Mr Gbenga Ismail, Chairman, Royal Institution of Chartered Surveyors (RICS), has appealed to governments and professionals in built environment to create data on housing developments in the country.
Ismail told newmen Lagos that there was no comprehensive record on housing developments that could serve as a guide in planning for the housing sector.
He said the need for such data/record had become important because the occupied and unoccupied houses were not factored into the national data on housing deficit computed from outside the country.
Ismail said that large number of houses have been constructed but were not occupied by people may be due to the high cost of rent or other challenges.
The RICS chairman said that a sizeable number of houses were being managed by professionals in the built environment, adding that with the data, information about their rental values would be available.
“The data will reveal the exact number of needed houses, number of available houses, figure of unoccupied and unoccupied houses, and even number of people living in decent houses among others.
“A building that is not let for at least a year should be categorised as unoccupied building.
“Some of the challenges are either that the rent is too high or that the buildings are not consistent with the need of the proposed end users.
“If we can gather this kind of data, we will begin to see what is obtainable and what the government and building professionals have not been able to do,” he said.
Ismail said there was need for the Federal Government to strengthen the policy on regulation of housing development to ensure that all available houses and the unoccupied ones were made habitable.
According to him, the quoted 17 million housing deficit of the country is an estimation being used for over 10 years now.
He said that nobody knows the exact figure of housing deficit in Nigeria.
“If the house deficit is put at 17 million about 10 years ago, it is expected that after a year or more, the figure will either reduce or increase considering the fact that the government and private individuals might have built houses.
“But Nigeria’s housing deficit has been put at 17 million for years now, this is not ideal.

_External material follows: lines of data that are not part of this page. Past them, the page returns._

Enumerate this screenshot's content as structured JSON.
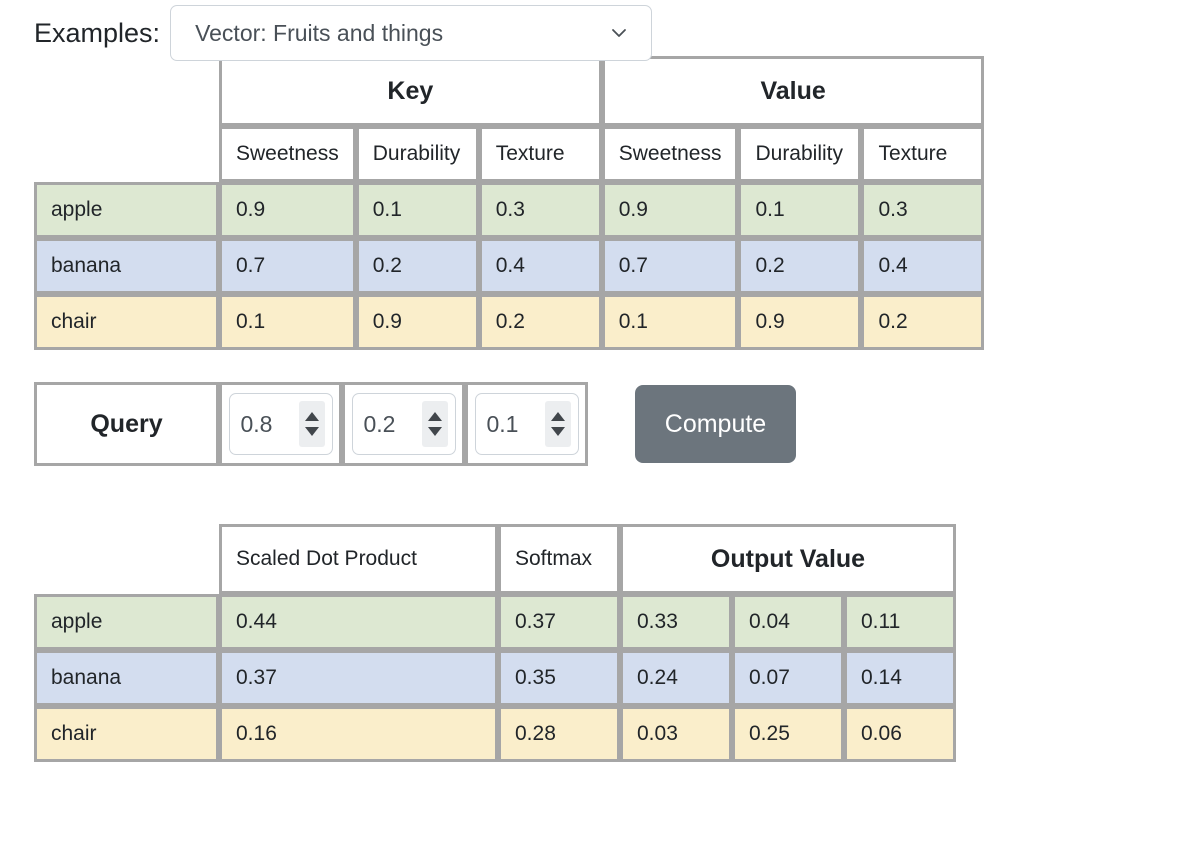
{
  "examples": {
    "label": "Examples:",
    "selected": "Vector: Fruits and things",
    "chevron_icon": "chevron-down-icon"
  },
  "attention_table": {
    "groups": [
      "Key",
      "Value"
    ],
    "sub_headers": [
      "Sweetness",
      "Durability",
      "Texture",
      "Sweetness",
      "Durability",
      "Texture"
    ],
    "rows": [
      {
        "label": "apple",
        "color": "#dde8d2",
        "values": [
          "0.9",
          "0.1",
          "0.3",
          "0.9",
          "0.1",
          "0.3"
        ]
      },
      {
        "label": "banana",
        "color": "#d3ddef",
        "values": [
          "0.7",
          "0.2",
          "0.4",
          "0.7",
          "0.2",
          "0.4"
        ]
      },
      {
        "label": "chair",
        "color": "#faeecb",
        "values": [
          "0.1",
          "0.9",
          "0.2",
          "0.1",
          "0.9",
          "0.2"
        ]
      }
    ]
  },
  "query": {
    "label": "Query",
    "values": [
      "0.8",
      "0.2",
      "0.1"
    ],
    "compute_label": "Compute"
  },
  "output_table": {
    "headers": [
      "Scaled Dot Product",
      "Softmax",
      "Output Value"
    ],
    "rows": [
      {
        "label": "apple",
        "color": "#dde8d2",
        "scaled_dot_product": "0.44",
        "softmax": "0.37",
        "output_value": [
          "0.33",
          "0.04",
          "0.11"
        ]
      },
      {
        "label": "banana",
        "color": "#d3ddef",
        "scaled_dot_product": "0.37",
        "softmax": "0.35",
        "output_value": [
          "0.24",
          "0.07",
          "0.14"
        ]
      },
      {
        "label": "chair",
        "color": "#faeecb",
        "scaled_dot_product": "0.16",
        "softmax": "0.28",
        "output_value": [
          "0.03",
          "0.25",
          "0.06"
        ]
      }
    ]
  },
  "colors": {
    "border": "#a6a6a6",
    "button": "#6c757d",
    "input_border": "#ced4da",
    "row_green": "#dde8d2",
    "row_blue": "#d3ddef",
    "row_yellow": "#faeecb"
  }
}
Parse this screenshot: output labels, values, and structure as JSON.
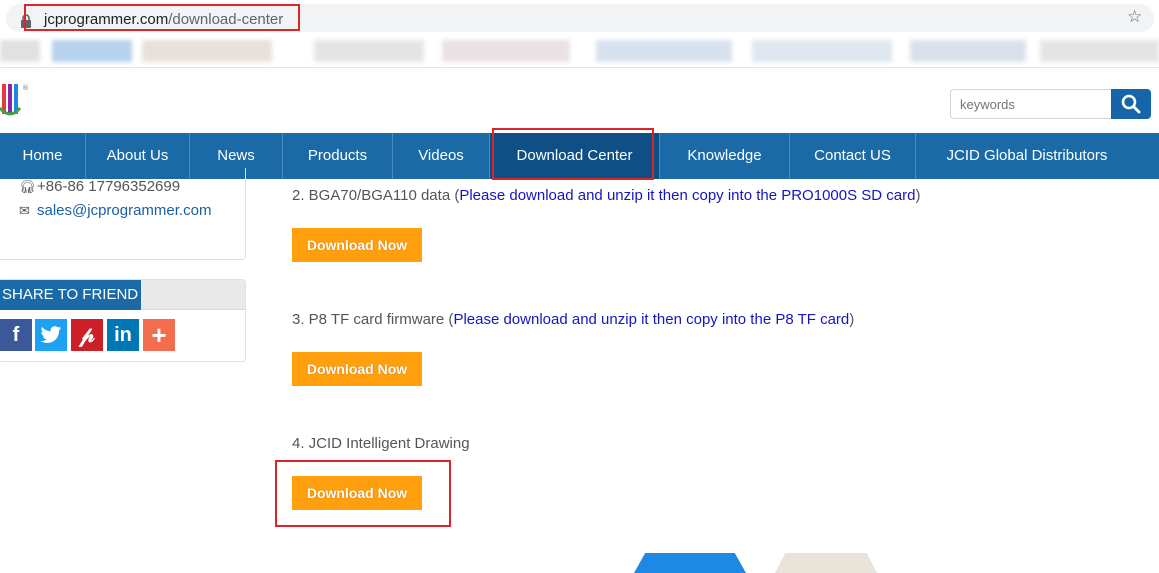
{
  "browser": {
    "url_domain": "jcprogrammer.com",
    "url_path": "/download-center"
  },
  "header": {
    "search_placeholder": "keywords"
  },
  "nav": {
    "items": [
      {
        "label": "Home"
      },
      {
        "label": "About Us"
      },
      {
        "label": "News"
      },
      {
        "label": "Products"
      },
      {
        "label": "Videos"
      },
      {
        "label": "Download Center",
        "active": true
      },
      {
        "label": "Knowledge"
      },
      {
        "label": "Contact US"
      },
      {
        "label": "JCID Global Distributors"
      }
    ]
  },
  "sidebar": {
    "phone": "+86-86 17796352699",
    "email": "sales@jcprogrammer.com",
    "share_title": "SHARE TO FRIEND",
    "social": [
      {
        "name": "facebook-icon",
        "glyph": "f",
        "color": "#3b5998"
      },
      {
        "name": "twitter-icon",
        "glyph": "t",
        "color": "#1da1f2"
      },
      {
        "name": "pinterest-icon",
        "glyph": "p",
        "color": "#cb2027"
      },
      {
        "name": "linkedin-icon",
        "glyph": "in",
        "color": "#0077b5"
      },
      {
        "name": "more-icon",
        "glyph": "+",
        "color": "#f26c4f"
      }
    ]
  },
  "downloads": [
    {
      "title": "2. BGA70/BGA110 data (",
      "note": "Please download and unzip it then copy into the PRO1000S SD card",
      "close": ")",
      "button": "Download Now"
    },
    {
      "title": "3. P8 TF card firmware (",
      "note": "Please download and unzip it then copy into the P8 TF card",
      "close": ")",
      "button": "Download Now"
    },
    {
      "title": "4. JCID Intelligent Drawing",
      "note": "",
      "close": "",
      "button": "Download Now"
    }
  ],
  "colors": {
    "nav_bg": "#1a6aa8",
    "nav_active": "#0e4f86",
    "download_button": "#ff9f0d",
    "highlight": "#d9262c"
  }
}
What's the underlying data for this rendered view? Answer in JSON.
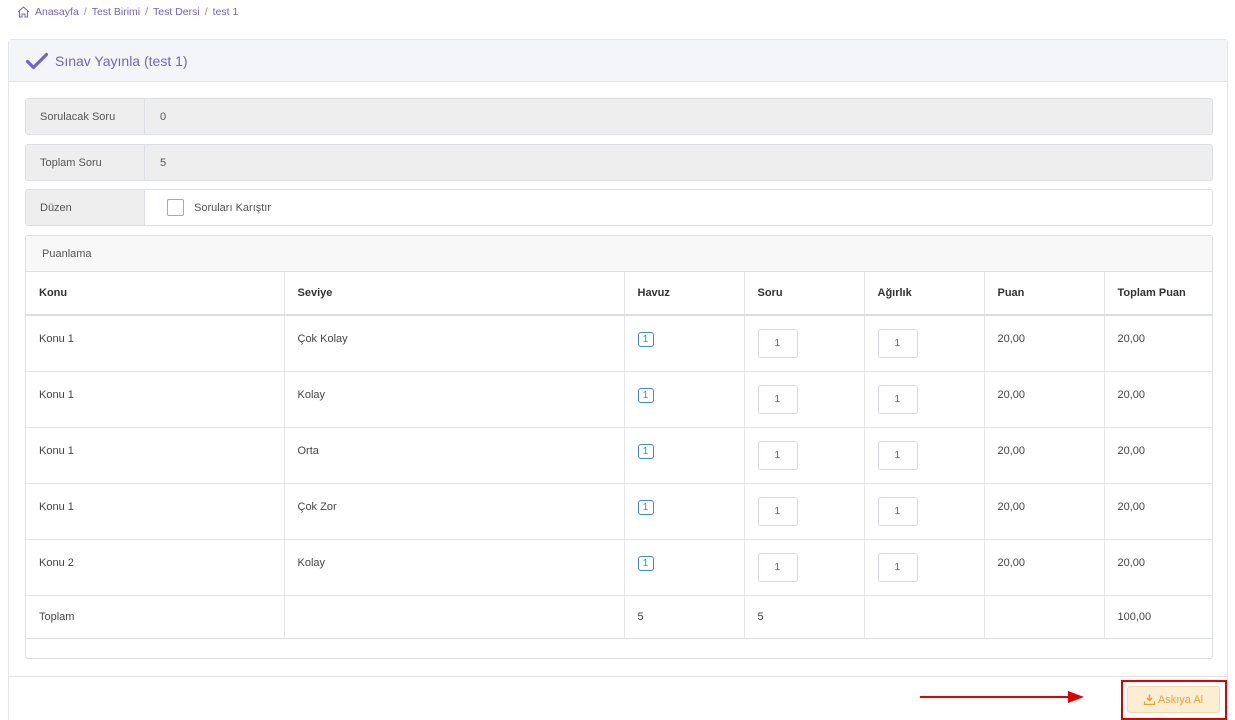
{
  "breadcrumb": {
    "items": [
      "Anasayfa",
      "Test Birimi",
      "Test Dersi",
      "test 1"
    ],
    "separator": "/",
    "icon": "home-icon"
  },
  "header": {
    "title": "Sınav Yayınla (test 1)",
    "icon": "check-icon",
    "accent_color": "#7064c8"
  },
  "info": {
    "asked_label": "Sorulacak Soru",
    "asked_value": "0",
    "total_label": "Toplam Soru",
    "total_value": "5",
    "order_label": "Düzen",
    "shuffle_label": "Soruları Karıştır",
    "shuffle_checked": false
  },
  "scoring": {
    "title": "Puanlama",
    "columns": [
      "Konu",
      "Seviye",
      "Havuz",
      "Soru",
      "Ağırlık",
      "Puan",
      "Toplam Puan"
    ],
    "rows": [
      {
        "topic": "Konu 1",
        "level": "Çok Kolay",
        "pool": "1",
        "questions": "1",
        "weight": "1",
        "score": "20,00",
        "total_score": "20,00"
      },
      {
        "topic": "Konu 1",
        "level": "Kolay",
        "pool": "1",
        "questions": "1",
        "weight": "1",
        "score": "20,00",
        "total_score": "20,00"
      },
      {
        "topic": "Konu 1",
        "level": "Orta",
        "pool": "1",
        "questions": "1",
        "weight": "1",
        "score": "20,00",
        "total_score": "20,00"
      },
      {
        "topic": "Konu 1",
        "level": "Çok Zor",
        "pool": "1",
        "questions": "1",
        "weight": "1",
        "score": "20,00",
        "total_score": "20,00"
      },
      {
        "topic": "Konu 2",
        "level": "Kolay",
        "pool": "1",
        "questions": "1",
        "weight": "1",
        "score": "20,00",
        "total_score": "20,00"
      }
    ],
    "total": {
      "label": "Toplam",
      "pool": "5",
      "questions": "5",
      "weight": "",
      "score": "",
      "total_score": "100,00"
    }
  },
  "actions": {
    "suspend_label": "Askıya Al",
    "suspend_icon": "download-icon",
    "highlight_color": "#e00000",
    "button_color": "#f0a030"
  }
}
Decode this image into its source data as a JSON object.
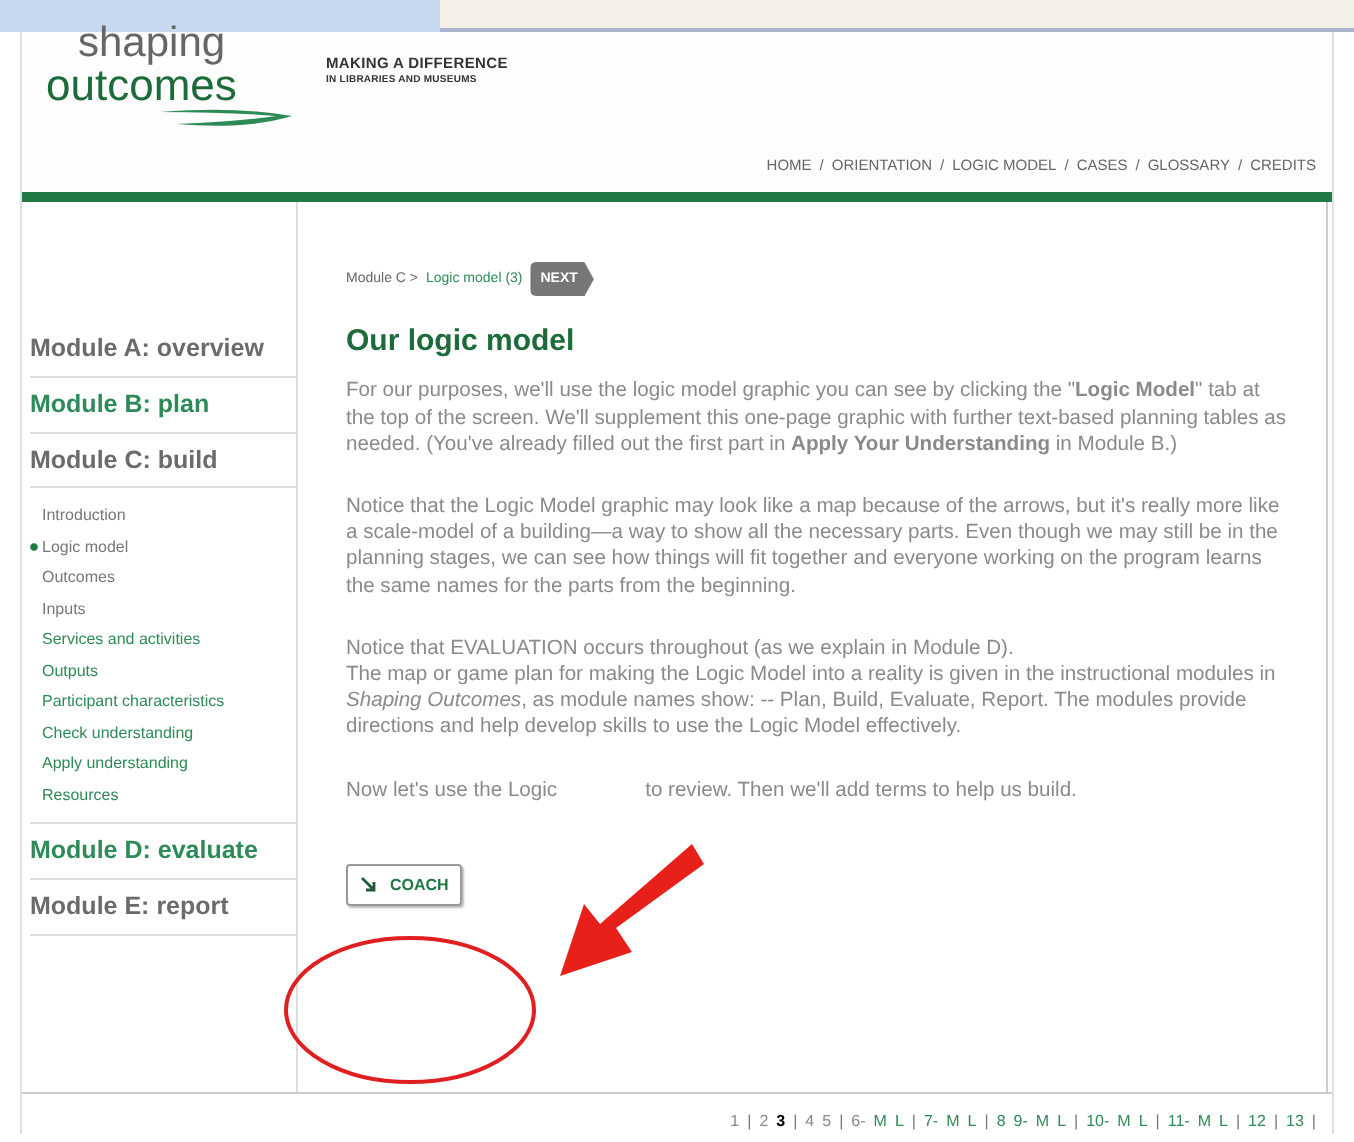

“Therefore, the need for the data on housing developments becomes imperative to define the true state of housing deficit in the country,” Ismail said.